NASHVILLE, Tenn. (AP) — A tax attorney who sued for the release of records from Gov. Bill Haslam's administration related to a $350,000 analysis of business tax collections in Tennessee said Tuesday that he likely will appeal a judge's denial of his lawsuit.
Attorney Brett Carter had filed the lawsuit in chancery court alleging a "willful" violation of the Tennessee Open Records Act over the state finance and revenue departments' refusal to disclose details about how they decided to draft the Revenue Modernization Act that Haslam has proposed to lawmakers this year.
But Chancellor Carol McCoy on Monday denied Carter's lawsuit after reviewing some of the requested materials in chambers.
"It is disappointing that the state is attempting to pass tax increases based on a secret tax study," Carter said in an email.
Haslam announced last year that he was commissioning a study of Tennessee's revenue system to try to explain the volatility of business tax collections, but his lawyers said no single study was produced by the analysis and that other records were protected by an open records exemption for taxpayer-related materials.
The sweeping legislation includes taxing software and video games accessed remotely, and creating incentives for companies to distribute products in Tennessee. Legislative analysts project the proposal would raise $53 million for the state in the next two years, plus $7 million a year for local governments.
In an affidavit filed with the court, state Revenue Commissioner Richard Roberts said state law gives him wide latitude to decide to deny records requests based on what is "in the best interests of the state."
Releasing documents related to studying the state's tax system "would have a chilling effect on the department's ability to engage in frank discussion about policy options, and in particular about policy options that could be unpopular with or opposed by various groups or industry segments," Roberts said in the filing.
The commissioner said that those details could also be used to structure businesses to avoid paying state taxes.
Roberts added that the "information merely indicating that the governor had requested information about certain tax policies" could hurt the state's chances of attracting companies to the state — even if those policies were ultimately rejected by the governor.
Roberts argued that the release of any individual document sought in the lawsuit could be taken out of context and presented in a way that "does not accurate represent the purpose of the study."

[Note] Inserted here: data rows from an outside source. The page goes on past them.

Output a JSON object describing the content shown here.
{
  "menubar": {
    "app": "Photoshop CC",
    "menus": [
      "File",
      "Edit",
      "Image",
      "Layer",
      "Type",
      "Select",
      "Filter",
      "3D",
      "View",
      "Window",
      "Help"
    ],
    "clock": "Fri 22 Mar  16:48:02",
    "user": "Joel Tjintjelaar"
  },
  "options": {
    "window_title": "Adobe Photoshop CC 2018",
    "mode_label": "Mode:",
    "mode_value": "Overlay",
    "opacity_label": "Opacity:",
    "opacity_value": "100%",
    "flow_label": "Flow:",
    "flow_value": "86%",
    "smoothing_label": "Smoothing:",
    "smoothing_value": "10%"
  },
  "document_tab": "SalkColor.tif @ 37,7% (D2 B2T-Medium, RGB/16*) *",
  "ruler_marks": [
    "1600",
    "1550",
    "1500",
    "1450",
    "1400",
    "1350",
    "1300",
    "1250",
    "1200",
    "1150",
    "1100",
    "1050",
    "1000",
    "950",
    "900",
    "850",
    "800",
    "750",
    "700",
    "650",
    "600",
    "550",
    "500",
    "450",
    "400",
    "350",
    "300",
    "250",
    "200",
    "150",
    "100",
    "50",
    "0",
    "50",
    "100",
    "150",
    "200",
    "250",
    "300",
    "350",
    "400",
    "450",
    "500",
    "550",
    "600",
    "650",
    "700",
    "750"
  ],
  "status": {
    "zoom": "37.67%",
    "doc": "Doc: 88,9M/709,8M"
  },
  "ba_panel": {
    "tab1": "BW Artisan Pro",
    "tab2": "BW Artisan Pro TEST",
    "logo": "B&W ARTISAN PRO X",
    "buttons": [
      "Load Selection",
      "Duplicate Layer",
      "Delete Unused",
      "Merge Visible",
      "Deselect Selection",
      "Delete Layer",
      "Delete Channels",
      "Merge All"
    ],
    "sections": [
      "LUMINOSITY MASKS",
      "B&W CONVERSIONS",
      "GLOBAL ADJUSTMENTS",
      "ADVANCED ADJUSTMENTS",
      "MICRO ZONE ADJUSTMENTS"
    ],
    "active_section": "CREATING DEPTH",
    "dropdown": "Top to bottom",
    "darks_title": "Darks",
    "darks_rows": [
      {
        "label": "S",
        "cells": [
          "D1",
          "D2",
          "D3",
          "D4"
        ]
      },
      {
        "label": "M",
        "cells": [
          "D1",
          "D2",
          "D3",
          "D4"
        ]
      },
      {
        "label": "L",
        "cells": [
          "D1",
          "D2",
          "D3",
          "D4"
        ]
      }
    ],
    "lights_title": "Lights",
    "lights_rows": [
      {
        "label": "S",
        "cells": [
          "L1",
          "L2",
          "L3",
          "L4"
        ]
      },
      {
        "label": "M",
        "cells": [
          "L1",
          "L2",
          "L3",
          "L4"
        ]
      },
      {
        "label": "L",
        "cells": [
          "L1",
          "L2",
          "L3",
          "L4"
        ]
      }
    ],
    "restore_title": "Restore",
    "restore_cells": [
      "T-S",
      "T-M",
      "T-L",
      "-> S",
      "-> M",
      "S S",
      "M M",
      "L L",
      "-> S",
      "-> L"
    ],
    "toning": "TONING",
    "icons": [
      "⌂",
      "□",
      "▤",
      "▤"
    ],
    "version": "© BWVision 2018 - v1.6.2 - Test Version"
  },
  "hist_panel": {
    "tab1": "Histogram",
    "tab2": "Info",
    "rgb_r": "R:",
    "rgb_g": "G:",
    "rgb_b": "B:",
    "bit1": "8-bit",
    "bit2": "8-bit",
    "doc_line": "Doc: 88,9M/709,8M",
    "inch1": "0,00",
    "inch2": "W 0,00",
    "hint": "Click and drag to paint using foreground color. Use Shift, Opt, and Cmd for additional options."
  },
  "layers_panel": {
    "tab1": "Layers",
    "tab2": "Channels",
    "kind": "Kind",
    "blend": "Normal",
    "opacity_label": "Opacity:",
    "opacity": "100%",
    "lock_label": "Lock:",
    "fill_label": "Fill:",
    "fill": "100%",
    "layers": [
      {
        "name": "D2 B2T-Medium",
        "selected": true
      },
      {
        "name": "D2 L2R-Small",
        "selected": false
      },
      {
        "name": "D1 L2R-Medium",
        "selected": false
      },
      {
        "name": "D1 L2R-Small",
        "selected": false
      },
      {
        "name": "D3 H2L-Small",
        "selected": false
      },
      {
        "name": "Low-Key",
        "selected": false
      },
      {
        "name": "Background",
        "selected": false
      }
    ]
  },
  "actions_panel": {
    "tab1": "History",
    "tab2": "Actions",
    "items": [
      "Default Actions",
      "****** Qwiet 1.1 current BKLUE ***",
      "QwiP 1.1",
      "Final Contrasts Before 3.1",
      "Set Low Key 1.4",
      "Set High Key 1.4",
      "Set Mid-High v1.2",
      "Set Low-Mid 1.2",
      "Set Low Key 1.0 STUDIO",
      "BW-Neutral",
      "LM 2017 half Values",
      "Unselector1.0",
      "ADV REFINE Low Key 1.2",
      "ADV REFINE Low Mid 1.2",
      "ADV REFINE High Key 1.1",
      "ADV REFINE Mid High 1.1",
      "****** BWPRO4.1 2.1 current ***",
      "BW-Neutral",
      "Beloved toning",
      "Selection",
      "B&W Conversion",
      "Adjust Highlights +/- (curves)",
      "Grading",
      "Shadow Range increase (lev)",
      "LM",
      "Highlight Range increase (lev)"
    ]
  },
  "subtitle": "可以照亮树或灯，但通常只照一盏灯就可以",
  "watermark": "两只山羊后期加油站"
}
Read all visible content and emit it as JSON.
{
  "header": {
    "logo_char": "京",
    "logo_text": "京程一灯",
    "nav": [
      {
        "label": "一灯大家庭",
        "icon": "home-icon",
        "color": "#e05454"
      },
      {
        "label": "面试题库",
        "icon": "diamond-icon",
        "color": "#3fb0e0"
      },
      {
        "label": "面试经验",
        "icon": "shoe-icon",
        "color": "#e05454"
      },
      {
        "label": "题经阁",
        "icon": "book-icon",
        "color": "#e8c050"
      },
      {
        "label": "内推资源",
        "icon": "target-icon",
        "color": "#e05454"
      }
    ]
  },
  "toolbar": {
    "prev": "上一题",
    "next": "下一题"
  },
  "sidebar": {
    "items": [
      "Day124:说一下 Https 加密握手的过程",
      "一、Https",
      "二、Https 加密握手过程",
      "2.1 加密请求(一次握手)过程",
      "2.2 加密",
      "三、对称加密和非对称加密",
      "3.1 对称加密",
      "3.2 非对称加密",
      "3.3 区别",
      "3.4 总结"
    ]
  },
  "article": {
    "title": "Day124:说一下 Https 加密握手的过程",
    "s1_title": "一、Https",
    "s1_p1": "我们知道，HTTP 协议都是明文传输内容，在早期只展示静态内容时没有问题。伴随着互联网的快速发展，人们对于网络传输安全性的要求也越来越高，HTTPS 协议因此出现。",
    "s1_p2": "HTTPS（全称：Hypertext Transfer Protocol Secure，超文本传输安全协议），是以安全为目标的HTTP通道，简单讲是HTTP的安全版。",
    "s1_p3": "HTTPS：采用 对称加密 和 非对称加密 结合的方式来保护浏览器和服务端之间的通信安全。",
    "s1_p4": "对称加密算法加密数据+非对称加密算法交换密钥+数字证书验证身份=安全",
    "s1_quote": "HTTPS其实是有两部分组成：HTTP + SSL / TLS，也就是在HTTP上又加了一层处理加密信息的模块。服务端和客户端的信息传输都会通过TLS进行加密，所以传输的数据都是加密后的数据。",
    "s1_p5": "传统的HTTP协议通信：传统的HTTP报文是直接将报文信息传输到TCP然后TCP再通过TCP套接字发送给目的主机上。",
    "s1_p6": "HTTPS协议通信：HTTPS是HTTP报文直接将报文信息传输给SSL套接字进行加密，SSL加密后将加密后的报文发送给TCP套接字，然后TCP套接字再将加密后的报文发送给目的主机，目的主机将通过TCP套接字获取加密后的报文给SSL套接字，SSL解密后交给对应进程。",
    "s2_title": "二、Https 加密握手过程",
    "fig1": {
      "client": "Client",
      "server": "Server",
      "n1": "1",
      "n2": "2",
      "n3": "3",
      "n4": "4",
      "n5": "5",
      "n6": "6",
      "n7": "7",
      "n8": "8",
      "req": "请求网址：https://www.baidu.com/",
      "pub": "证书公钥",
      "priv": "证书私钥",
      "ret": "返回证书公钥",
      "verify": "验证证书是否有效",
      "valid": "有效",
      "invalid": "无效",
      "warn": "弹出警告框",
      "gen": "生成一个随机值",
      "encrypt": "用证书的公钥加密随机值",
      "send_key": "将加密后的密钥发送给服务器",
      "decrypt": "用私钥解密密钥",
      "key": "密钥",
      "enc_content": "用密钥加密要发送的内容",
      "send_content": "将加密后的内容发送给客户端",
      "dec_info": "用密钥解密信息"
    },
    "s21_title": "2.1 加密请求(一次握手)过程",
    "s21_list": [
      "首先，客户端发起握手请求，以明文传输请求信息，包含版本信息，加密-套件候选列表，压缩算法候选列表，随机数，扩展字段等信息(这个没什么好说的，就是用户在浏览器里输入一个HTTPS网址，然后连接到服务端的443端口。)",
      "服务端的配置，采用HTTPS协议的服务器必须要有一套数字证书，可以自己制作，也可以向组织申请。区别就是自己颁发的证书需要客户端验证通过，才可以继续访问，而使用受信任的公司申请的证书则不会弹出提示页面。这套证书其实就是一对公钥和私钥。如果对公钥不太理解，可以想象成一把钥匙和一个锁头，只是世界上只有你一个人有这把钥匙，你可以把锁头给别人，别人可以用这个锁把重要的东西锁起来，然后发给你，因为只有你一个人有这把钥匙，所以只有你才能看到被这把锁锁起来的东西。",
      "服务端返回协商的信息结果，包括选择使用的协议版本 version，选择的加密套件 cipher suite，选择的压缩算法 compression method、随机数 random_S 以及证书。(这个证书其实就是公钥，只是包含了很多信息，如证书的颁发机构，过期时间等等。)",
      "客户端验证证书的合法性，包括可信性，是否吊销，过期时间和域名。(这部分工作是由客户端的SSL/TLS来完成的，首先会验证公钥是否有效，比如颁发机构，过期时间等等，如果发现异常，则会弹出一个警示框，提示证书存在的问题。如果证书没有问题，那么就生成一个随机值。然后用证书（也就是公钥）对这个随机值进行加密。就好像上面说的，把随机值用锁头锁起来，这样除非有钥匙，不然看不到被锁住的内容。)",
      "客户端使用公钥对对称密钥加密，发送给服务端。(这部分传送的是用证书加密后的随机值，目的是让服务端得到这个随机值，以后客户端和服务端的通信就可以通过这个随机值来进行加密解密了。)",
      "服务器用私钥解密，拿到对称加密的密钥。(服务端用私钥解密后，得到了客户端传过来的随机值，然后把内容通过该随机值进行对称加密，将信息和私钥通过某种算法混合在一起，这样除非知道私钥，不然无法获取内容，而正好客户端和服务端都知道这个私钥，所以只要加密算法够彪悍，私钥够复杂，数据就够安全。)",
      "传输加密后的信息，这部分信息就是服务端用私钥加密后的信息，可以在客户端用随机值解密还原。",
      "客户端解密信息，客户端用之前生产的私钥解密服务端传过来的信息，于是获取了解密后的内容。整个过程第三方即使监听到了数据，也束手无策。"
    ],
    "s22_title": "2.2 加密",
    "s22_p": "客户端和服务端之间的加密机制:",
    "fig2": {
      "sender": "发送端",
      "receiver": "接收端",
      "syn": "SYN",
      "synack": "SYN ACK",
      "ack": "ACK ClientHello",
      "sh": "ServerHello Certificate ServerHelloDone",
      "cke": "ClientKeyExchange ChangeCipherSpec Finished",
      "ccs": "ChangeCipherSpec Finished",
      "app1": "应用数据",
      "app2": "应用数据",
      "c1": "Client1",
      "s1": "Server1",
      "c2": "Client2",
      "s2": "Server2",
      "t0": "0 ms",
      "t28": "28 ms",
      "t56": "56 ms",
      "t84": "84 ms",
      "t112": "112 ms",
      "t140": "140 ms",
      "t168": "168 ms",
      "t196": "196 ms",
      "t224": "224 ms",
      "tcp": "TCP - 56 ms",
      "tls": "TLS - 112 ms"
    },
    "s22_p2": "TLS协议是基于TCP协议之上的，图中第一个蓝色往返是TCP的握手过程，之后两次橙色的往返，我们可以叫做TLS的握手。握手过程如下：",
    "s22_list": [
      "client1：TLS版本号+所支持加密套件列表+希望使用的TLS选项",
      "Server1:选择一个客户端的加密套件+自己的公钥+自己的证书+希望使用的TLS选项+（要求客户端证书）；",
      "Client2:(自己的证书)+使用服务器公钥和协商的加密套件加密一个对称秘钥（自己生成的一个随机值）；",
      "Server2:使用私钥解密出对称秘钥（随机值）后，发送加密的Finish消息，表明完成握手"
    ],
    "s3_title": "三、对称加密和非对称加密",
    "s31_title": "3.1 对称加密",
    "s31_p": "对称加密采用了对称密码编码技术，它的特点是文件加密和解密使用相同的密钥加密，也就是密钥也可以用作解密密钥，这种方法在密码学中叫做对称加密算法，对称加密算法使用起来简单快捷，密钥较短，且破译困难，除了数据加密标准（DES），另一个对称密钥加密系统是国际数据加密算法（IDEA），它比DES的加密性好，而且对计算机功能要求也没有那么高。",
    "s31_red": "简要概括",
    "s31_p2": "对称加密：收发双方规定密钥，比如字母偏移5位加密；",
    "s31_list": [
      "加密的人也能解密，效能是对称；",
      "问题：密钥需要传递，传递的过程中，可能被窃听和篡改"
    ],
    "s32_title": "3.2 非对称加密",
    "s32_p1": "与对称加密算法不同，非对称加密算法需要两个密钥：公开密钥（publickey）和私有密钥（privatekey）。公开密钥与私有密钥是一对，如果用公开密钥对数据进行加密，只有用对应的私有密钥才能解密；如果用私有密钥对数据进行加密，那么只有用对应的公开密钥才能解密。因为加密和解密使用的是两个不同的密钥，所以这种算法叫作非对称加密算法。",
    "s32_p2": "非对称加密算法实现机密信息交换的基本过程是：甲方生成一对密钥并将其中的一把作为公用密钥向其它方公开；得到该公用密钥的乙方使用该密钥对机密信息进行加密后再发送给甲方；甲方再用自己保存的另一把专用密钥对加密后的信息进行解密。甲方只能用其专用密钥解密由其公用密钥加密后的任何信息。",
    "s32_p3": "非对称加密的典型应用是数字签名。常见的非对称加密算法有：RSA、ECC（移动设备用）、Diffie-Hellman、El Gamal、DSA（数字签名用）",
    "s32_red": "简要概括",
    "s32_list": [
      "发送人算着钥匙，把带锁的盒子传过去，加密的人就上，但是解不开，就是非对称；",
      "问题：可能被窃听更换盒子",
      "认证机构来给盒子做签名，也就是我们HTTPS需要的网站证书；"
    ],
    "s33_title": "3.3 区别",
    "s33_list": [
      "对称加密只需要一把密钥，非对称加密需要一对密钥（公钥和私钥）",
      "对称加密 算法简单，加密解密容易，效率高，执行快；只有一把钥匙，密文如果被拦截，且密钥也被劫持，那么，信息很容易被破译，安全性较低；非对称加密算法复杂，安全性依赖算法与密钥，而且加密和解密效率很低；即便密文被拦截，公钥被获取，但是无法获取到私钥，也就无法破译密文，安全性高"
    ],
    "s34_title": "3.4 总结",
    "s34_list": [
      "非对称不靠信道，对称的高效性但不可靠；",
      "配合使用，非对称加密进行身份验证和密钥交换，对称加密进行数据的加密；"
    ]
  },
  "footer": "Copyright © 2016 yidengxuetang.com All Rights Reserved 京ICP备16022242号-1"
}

Carter said he was disappointed with the commissioner's decision to block the release of the documents.
"The commissioner concluded that it is not in the best interest of the state to have an open and transparent discussion about our state tax laws," Carter said.